Measures and Data Management
A validated interviewer-administered semi-structured questionnaire (both English and Yoruba versions) was used for data collection. The questionnaire consisted of four sections on demographic characteristics, history of infertility, attitude towards and willingness to utilise ARTs. The questionnaire was pre-tested to establish its reliability; the Cronbach’s Alpha correlation coefficient of the instrument was 0.744. Each questionnaire was checked in the field for completeness. They were later sorted, cleaned, coded and entered into a computer; analysis was performed using the IBM/Statistical Package for Social Sciences (IBM/SPSS) version 22 software. The analysis consisted of descriptive and inferential statistics (Chi-square test) with a level of the significant set at p<0.05. Likert scale was adopted in developing a 9-point attitude scale with four options ‘agree’, ‘disagree’, ‘undecided’ and ‘no response’ used to assess attitude. All positive attitude statements were allotted 1 point while all negative attitude statements were allotted 0. Scores <4 and >4 were categorised as negative and positive attitudes respectively.
Ethics approval was obtained from the Oyo State Ministry of Health Research Ethical Review Committee, Ibadan, Nigeria (AD 13/479). Written informed consent was obtained from each participant after explaining the objectives of the study, the procedures involved, assurance of confidentiality and that participation is voluntary.
Socio-demographic characteristics of respondents
The demographic profile of the study participants is shown in Table 1. The ages ranged from 22 to 55 years with a mean age of 34.38 years, with a standard deviation of ± 6.5. More than half (57.4%) belonged to the 30-39 years of age group. Most (92.1%) participants were Yoruba, 88.6% were female and almost all (98.5%) were married.
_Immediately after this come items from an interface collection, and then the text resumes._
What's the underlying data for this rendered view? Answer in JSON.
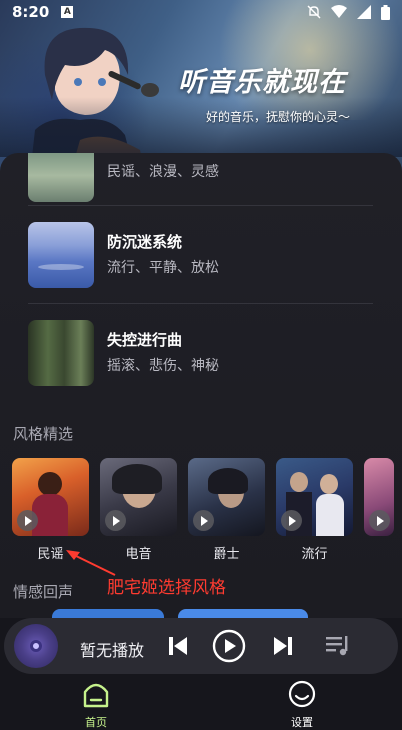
{
  "status_bar": {
    "time": "8:20"
  },
  "hero": {
    "title": "听音乐就现在",
    "subtitle": "好的音乐，抚慰你的心灵～"
  },
  "playlists": [
    {
      "title": "",
      "tags": "民谣、浪漫、灵感"
    },
    {
      "title": "防沉迷系统",
      "tags": "流行、平静、放松"
    },
    {
      "title": "失控进行曲",
      "tags": "摇滚、悲伤、神秘"
    }
  ],
  "sections": {
    "styles": "风格精选",
    "emotions": "情感回声"
  },
  "styles": [
    {
      "label": "民谣"
    },
    {
      "label": "电音"
    },
    {
      "label": "爵士"
    },
    {
      "label": "流行"
    },
    {
      "label": ""
    }
  ],
  "annotation": "肥宅姬选择风格",
  "player": {
    "now_playing": "暂无播放"
  },
  "nav": {
    "home": "首页",
    "settings": "设置"
  },
  "colors": {
    "accent": "#c6f28c",
    "annotation": "#ff3b30",
    "background": "#16161c"
  }
}
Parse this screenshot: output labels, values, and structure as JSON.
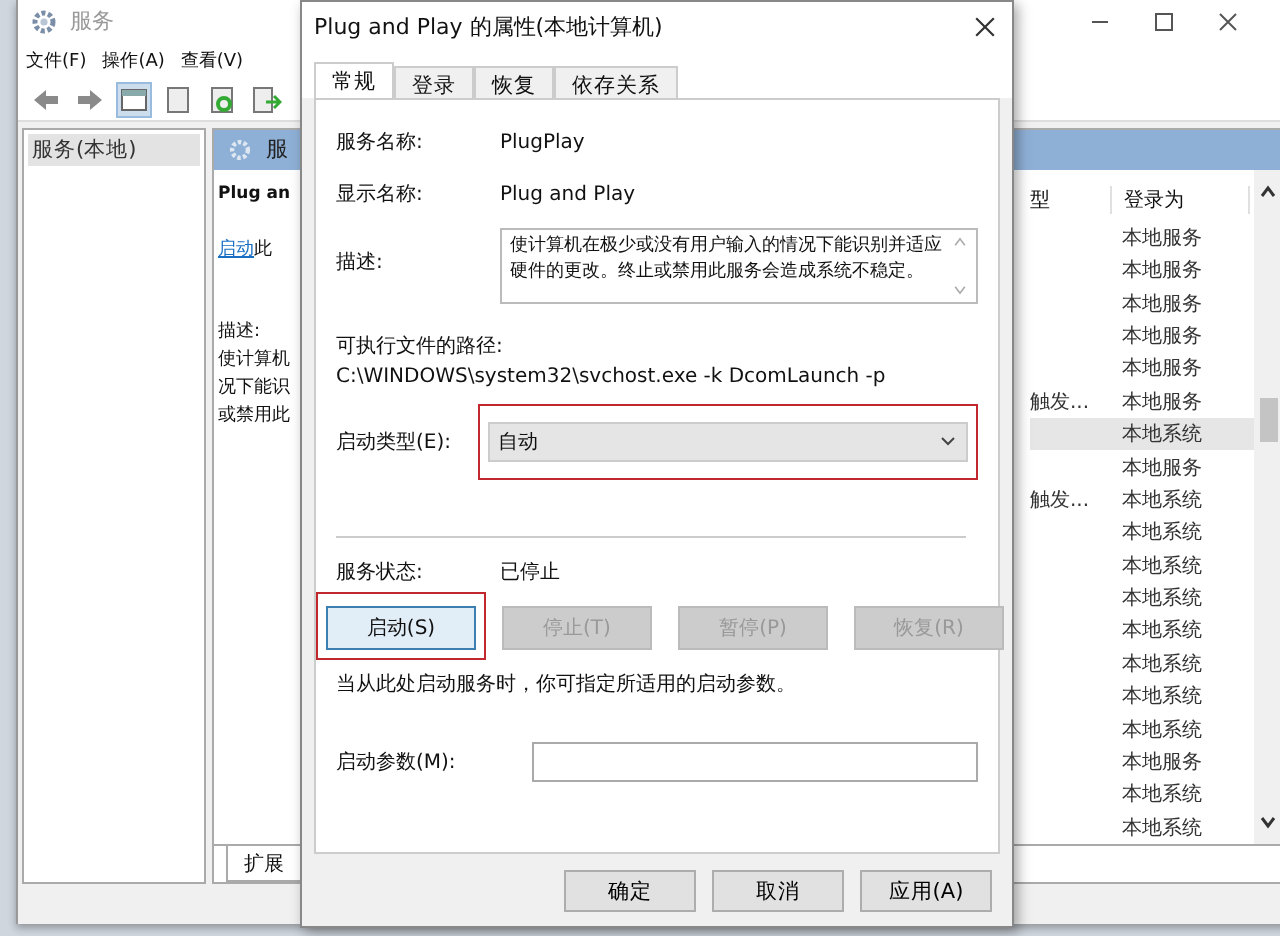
{
  "services_window": {
    "title": "服务",
    "menu": [
      "文件(F)",
      "操作(A)",
      "查看(V)"
    ],
    "tree": [
      {
        "label": "服务(本地)",
        "selected": true
      }
    ],
    "detail": {
      "header": "服",
      "name": "Plug an",
      "link": "启动",
      "link_rest": "此",
      "description_label": "描述:",
      "description_lines": [
        "使计算机",
        "况下能识",
        "或禁用此"
      ]
    },
    "list": {
      "columns": [
        "型",
        "登录为"
      ],
      "rows": [
        {
          "login": "本地服务",
          "selected": false
        },
        {
          "login": "本地服务",
          "selected": false
        },
        {
          "login": "本地服务",
          "selected": false
        },
        {
          "login": "本地服务",
          "selected": false
        },
        {
          "login": "本地服务",
          "selected": false
        },
        {
          "type": "触发...",
          "login": "本地服务",
          "selected": false
        },
        {
          "login": "本地系统",
          "selected": true
        },
        {
          "login": "本地服务",
          "selected": false
        },
        {
          "type": "触发...",
          "login": "本地系统",
          "selected": false
        },
        {
          "login": "本地系统",
          "selected": false
        },
        {
          "login": "本地系统",
          "selected": false
        },
        {
          "login": "本地系统",
          "selected": false
        },
        {
          "login": "本地系统",
          "selected": false
        },
        {
          "login": "本地系统",
          "selected": false
        },
        {
          "login": "本地系统",
          "selected": false
        },
        {
          "login": "本地系统",
          "selected": false
        },
        {
          "login": "本地服务",
          "selected": false
        },
        {
          "login": "本地系统",
          "selected": false
        },
        {
          "login": "本地系统",
          "selected": false
        }
      ]
    },
    "tabs": [
      {
        "label": "扩展",
        "selected": true
      }
    ]
  },
  "dialog": {
    "title": "Plug and Play 的属性(本地计算机)",
    "tabs": [
      {
        "label": "常规",
        "selected": true
      },
      {
        "label": "登录",
        "selected": false
      },
      {
        "label": "恢复",
        "selected": false
      },
      {
        "label": "依存关系",
        "selected": false
      }
    ],
    "service_name": {
      "label": "服务名称:",
      "value": "PlugPlay"
    },
    "display_name": {
      "label": "显示名称:",
      "value": "Plug and Play"
    },
    "description": {
      "label": "描述:",
      "value": "使计算机在极少或没有用户输入的情况下能识别并适应硬件的更改。终止或禁用此服务会造成系统不稳定。"
    },
    "path": {
      "label": "可执行文件的路径:",
      "value": "C:\\WINDOWS\\system32\\svchost.exe -k DcomLaunch -p"
    },
    "startup_type": {
      "label": "启动类型(E):",
      "value": "自动",
      "highlighted": true
    },
    "service_status": {
      "label": "服务状态:",
      "value": "已停止"
    },
    "control_buttons": [
      {
        "label": "启动(S)",
        "disabled": false,
        "highlighted": true
      },
      {
        "label": "停止(T)",
        "disabled": true,
        "highlighted": false
      },
      {
        "label": "暂停(P)",
        "disabled": true,
        "highlighted": false
      },
      {
        "label": "恢复(R)",
        "disabled": true,
        "highlighted": false
      }
    ],
    "hint": "当从此处启动服务时，你可指定所适用的启动参数。",
    "start_params": {
      "label": "启动参数(M):"
    },
    "footer_buttons": [
      {
        "label": "确定"
      },
      {
        "label": "取消"
      },
      {
        "label": "应用(A)"
      }
    ]
  }
}
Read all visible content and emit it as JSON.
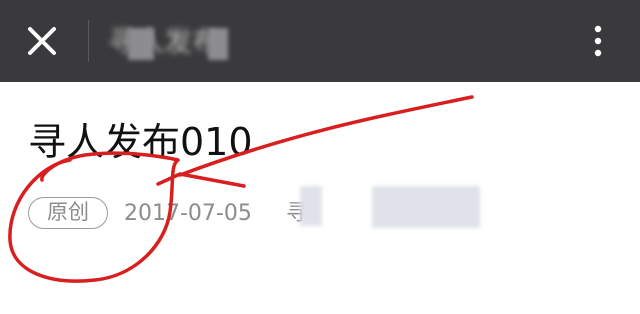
{
  "topbar": {
    "title": "寻人发布",
    "close_icon": "close-icon",
    "more_icon": "more-vertical-icon",
    "background": "#3a3a3c"
  },
  "article": {
    "title": "寻人发布010",
    "badge": "原创",
    "date": "2017-07-05",
    "author_prefix": "寻"
  },
  "annotation": {
    "color": "#d81e1e"
  }
}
Half (50.0%) of the respondents were Muslims. Slightly more than half (55.5%) had tertiary school education while only 59.4% were traders/artisans.